Underarm deodorants had still not been invented, which proved that Kristoph had been joking the last time, because he had purchased seats in the very front row of the stalls, directly in front of the stage. Rodan was pleased with the seats.

She was even more pleased when the pantomime was in full swing and the actor playing Jack came down off the stage to pick out children from the audience to join him in a song. Rodan was thrilled to be among those chosen. She clambered up the steps with seven other youngsters and held hands in a line singing ‘Over the Rainbow’ from the Wizard of Oz, a film that had been released before the war began.

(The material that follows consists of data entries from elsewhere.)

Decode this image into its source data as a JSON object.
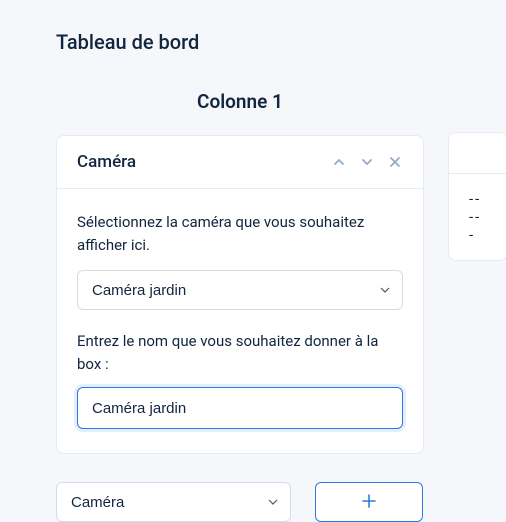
{
  "page_title": "Tableau de bord",
  "columns": [
    {
      "title": "Colonne 1",
      "card": {
        "title": "Caméra",
        "help": "Sélectionnez la caméra que vous souhaitez afficher ici.",
        "camera_select": {
          "value": "Caméra jardin",
          "options": [
            "Caméra jardin"
          ]
        },
        "name_label": "Entrez le nom que vous souhaitez donner à la box :",
        "name_input_value": "Caméra jardin"
      },
      "add_select": {
        "value": "Caméra",
        "options": [
          "Caméra"
        ]
      }
    }
  ],
  "col2_placeholder": "-----",
  "colors": {
    "accent": "#2c7be5"
  }
}
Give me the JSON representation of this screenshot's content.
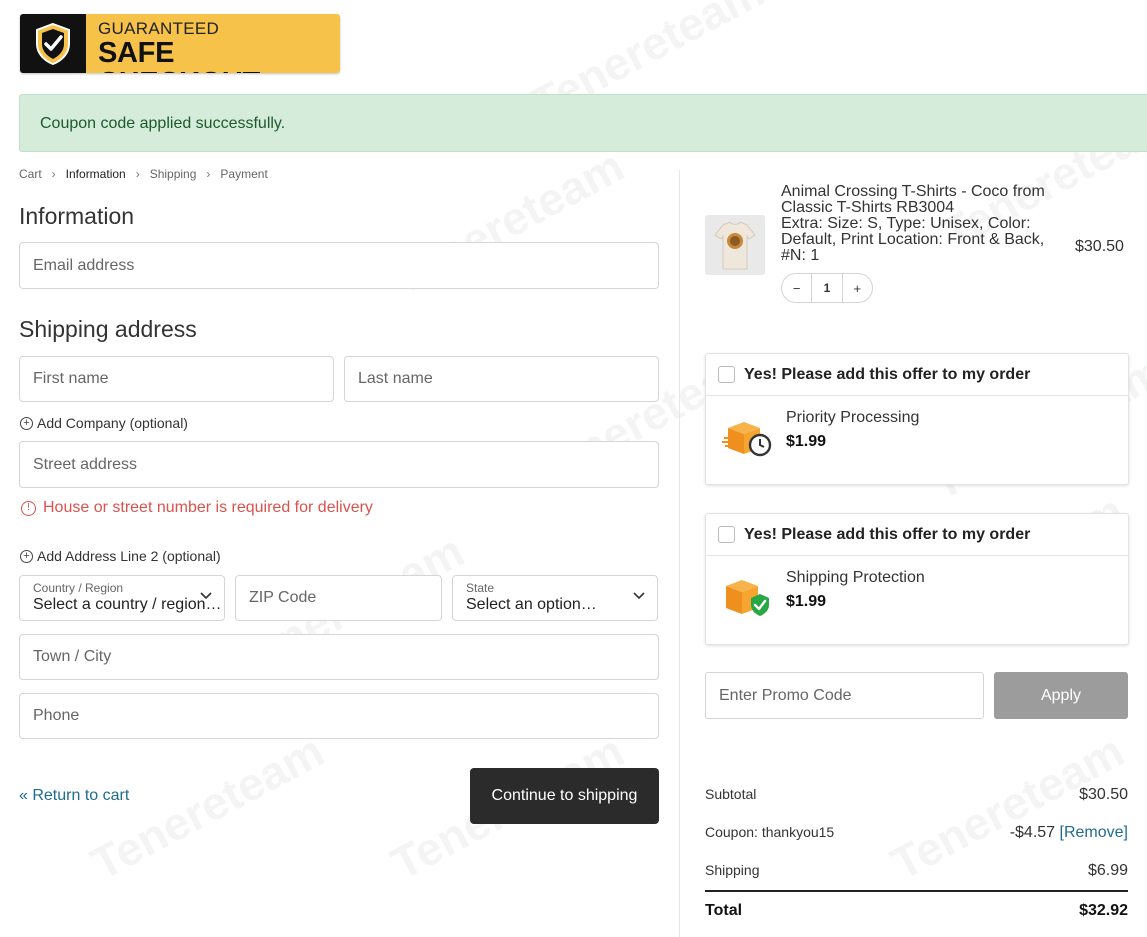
{
  "badge": {
    "line1": "GUARANTEED",
    "line2": "SAFE CHECKOUT"
  },
  "notice": {
    "text": "Coupon code applied successfully."
  },
  "breadcrumb": [
    "Cart",
    "Information",
    "Shipping",
    "Payment"
  ],
  "information": {
    "heading": "Information",
    "email_placeholder": "Email address"
  },
  "shipping": {
    "heading": "Shipping address",
    "first_name": "First name",
    "last_name": "Last name",
    "add_company": "Add Company (optional)",
    "street": "Street address",
    "street_error": "House or street number is required for delivery",
    "add_line2": "Add Address Line 2 (optional)",
    "country_label": "Country / Region",
    "country_value": "Select a country / region…",
    "zip": "ZIP Code",
    "state_label": "State",
    "state_value": "Select an option…",
    "city": "Town / City",
    "phone": "Phone"
  },
  "actions": {
    "return": "« Return to cart",
    "continue": "Continue to shipping"
  },
  "product": {
    "name": "Animal Crossing T-Shirts - Coco from Classic T-Shirts RB3004",
    "meta": "Extra: Size: S, Type: Unisex, Color: Default, Print Location: Front & Back, #N: 1",
    "price": "$30.50",
    "qty": "1",
    "minus": "−",
    "plus": "+"
  },
  "offers": [
    {
      "check_label": "Yes! Please add this offer to my order",
      "name": "Priority Processing",
      "price": "$1.99",
      "icon": "box-clock-icon"
    },
    {
      "check_label": "Yes! Please add this offer to my order",
      "name": "Shipping Protection",
      "price": "$1.99",
      "icon": "box-shield-icon"
    }
  ],
  "promo": {
    "placeholder": "Enter Promo Code",
    "apply": "Apply"
  },
  "totals": {
    "subtotal_label": "Subtotal",
    "subtotal": "$30.50",
    "coupon_label": "Coupon: thankyou15",
    "coupon": "-$4.57",
    "coupon_remove": "[Remove]",
    "shipping_label": "Shipping",
    "shipping": "$6.99",
    "total_label": "Total",
    "total": "$32.92"
  },
  "watermark": "Tenereteam",
  "colors": {
    "notice_bg": "#d4ecd9",
    "error": "#d9534f",
    "link": "#1f6b8f",
    "badge_yellow": "#f6c24a",
    "button_dark": "#2b2b2b"
  }
}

Kristoph carefully reached into his pocket and brought out a small, discreet, but very anachronistic object. Nobody but Marion noticed him hold up the mobile phone with a camera built in. The photograph was taken instantly and he hid it in his pocket again.

“A souvenir of the occasion,” he whispered. Marion smiled. Why not indeed.

Rodan was smiling widely when she descended from the stage clutching a small bag of off-ration sweets that was a prize for her performance. She was full of excitement and delight about her moment of glory. It kept her smiling all the way through the rest of the show and at the end she clapped and cheered loudly as her hero, Jack, took his bow with the rest of the cast.

“I think that was the best of the three,” she said as they walked back to the TARDIS, parked just outside Lime Street railway station.

“Only because you got sweets out of it,” Marion teased her, but Rodan didn’t mind. She had satisfied her curiosity about pantomimes. Her experience of one more aspect of the Human custom called Christmas was quite complete.

The sweets were a bonus.